By Simon Hettrick.
Intellectual Property (IP) is a thorny issue in academia, generally because people don't know who owns what. There's a lot of hearsay, rumour and - frankly - misunderstanding about IP ownership, so we've decided to run an experiment. And we're going to need some guinea pigs...
The provisions that govern IP ownership appear fairly straightforward. Your IP is your own unless you work in a role where you're expected to generate IP, in which case your employer owns it.
Things get more complicated, when people start to ask "Are PhD students employees?" and "Do I own the software if I wrote it on my work computer, but outside of working hours?". Add to this employment contracts that deal with the assignment of IP, even though these often go unsigned and some contain clauses that are not legal. And, of course, the fact that who owns what is often not discussed... right up until someone creates something valuable and tries to make money from it.
To get a better understanding of how academia deals with IP ownership, we want to run The Great Licenceathon.

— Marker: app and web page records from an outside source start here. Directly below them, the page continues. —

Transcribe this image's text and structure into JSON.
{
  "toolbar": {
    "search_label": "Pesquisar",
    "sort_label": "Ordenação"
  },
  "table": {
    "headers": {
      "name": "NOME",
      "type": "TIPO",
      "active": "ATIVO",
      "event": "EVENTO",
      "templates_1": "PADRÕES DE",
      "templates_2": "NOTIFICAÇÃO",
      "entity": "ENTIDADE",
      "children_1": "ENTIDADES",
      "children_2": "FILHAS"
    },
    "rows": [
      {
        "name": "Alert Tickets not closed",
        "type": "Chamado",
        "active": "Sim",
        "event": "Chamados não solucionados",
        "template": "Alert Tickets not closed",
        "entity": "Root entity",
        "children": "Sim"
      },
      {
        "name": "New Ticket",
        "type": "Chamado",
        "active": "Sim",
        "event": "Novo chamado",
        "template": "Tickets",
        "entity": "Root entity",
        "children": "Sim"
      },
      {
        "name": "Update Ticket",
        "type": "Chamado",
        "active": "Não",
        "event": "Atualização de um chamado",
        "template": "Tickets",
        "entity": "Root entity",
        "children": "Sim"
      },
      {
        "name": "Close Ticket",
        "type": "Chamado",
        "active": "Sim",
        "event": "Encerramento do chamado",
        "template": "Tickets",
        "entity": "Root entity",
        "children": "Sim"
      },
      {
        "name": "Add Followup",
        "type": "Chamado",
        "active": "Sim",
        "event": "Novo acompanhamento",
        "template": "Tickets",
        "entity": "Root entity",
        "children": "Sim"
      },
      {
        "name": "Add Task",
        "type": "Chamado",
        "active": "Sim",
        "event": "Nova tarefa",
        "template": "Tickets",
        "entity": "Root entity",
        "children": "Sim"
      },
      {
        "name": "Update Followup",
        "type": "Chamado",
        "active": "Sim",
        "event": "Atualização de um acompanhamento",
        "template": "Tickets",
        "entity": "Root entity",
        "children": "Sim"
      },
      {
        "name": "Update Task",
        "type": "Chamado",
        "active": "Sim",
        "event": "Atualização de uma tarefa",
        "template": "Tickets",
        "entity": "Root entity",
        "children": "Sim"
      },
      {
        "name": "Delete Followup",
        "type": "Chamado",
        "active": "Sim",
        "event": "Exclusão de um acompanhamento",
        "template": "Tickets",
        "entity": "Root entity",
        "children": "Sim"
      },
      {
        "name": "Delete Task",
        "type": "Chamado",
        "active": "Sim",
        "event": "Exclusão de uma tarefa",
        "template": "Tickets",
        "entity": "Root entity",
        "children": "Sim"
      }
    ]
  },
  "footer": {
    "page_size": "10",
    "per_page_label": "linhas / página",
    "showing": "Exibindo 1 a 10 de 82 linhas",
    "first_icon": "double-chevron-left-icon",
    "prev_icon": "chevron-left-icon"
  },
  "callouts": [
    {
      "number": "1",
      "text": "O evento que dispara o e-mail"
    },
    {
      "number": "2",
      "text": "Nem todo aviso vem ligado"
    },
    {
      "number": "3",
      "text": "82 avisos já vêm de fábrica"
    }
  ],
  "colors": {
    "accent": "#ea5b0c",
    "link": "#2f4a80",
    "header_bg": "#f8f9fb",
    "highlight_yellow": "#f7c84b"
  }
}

This will see people at different organisations working out who owns their IP. They'll then blog about their experiences and we'll pick through those blogs to see whether there's some common lessons we can learn.
If you want to know who owns your IP, and you have time to ask a few questions at your organisation, then please get in touch.